Quaternary specimen found in the Pennsylvanian
General abundance: Rare
Thanks to Dr. Norm King for the Identification.
Dr. King examined the specimen during a recent visit
to the site.
This is part of a limestone crust that lined a nearly vertical
karstic fissure in the Worland Limestone (i.e., a fissure produced
by acidic rain water infiltrating the soluble limestone and dissolving
it). The crust formed where ground water saturated with calcium
carbonate evaporated or was taken up by plants. When such mineral-
bearing water evaporates or is absorbed by plant roots, the mineral
matter is left behind as a precipitate. The material of this specimen
is very porous, and the roots have left mineralized molds, called
rhizocretions. It has formed within the last few thousand years, since
the fissures are associated with Quaternary (Pleistocene or Holocene)
weathering.
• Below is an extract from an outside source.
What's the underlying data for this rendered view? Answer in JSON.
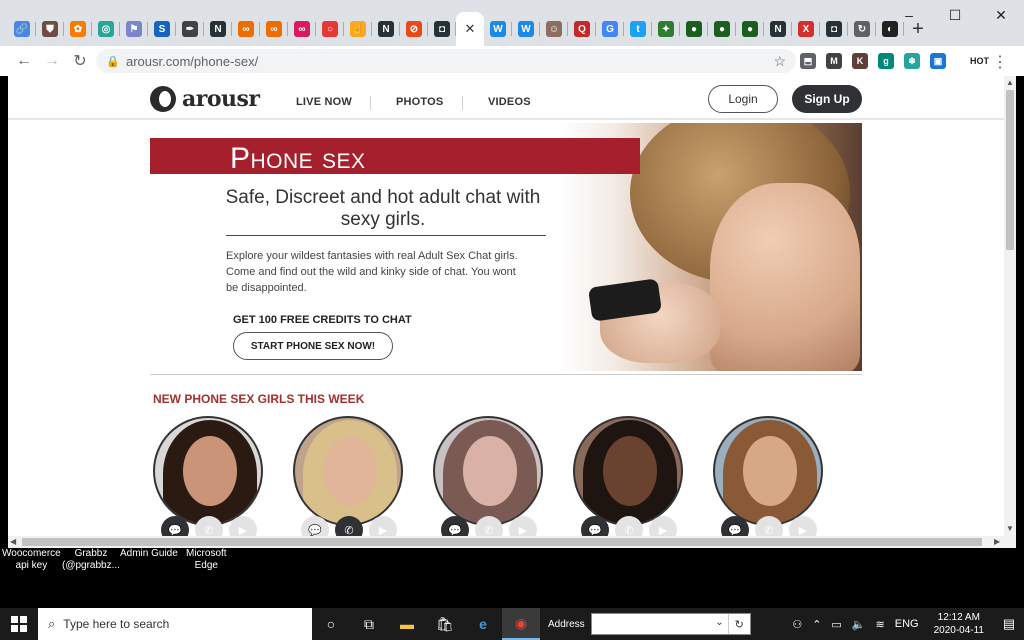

It is therefore not a product of Pennsylvanian time, even
though these crusts are now firmly attached to the sides of a
Dr. Norm King
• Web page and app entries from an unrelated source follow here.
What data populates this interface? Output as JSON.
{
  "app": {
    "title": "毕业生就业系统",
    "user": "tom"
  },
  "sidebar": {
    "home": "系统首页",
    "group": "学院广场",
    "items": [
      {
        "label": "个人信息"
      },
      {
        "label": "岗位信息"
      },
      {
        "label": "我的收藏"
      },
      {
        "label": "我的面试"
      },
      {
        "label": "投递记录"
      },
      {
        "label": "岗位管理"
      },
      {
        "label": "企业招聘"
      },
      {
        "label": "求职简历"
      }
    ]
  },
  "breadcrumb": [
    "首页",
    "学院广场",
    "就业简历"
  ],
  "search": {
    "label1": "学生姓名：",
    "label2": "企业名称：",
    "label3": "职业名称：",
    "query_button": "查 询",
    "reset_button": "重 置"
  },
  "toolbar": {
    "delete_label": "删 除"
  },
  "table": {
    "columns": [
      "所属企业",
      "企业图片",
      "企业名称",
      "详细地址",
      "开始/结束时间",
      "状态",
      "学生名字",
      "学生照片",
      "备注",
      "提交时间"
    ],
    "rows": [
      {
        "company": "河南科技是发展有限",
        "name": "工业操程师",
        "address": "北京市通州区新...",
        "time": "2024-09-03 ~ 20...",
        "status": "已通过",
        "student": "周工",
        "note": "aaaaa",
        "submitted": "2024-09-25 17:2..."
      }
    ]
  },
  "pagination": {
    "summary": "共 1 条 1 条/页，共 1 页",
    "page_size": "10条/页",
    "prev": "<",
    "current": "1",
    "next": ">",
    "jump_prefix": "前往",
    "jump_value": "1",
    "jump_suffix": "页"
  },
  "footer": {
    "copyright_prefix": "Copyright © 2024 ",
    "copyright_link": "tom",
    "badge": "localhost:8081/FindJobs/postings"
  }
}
Dr. Andrew Rindsberg provided some very interesting
information about roots and burrows.
Fossil Roots and Burrows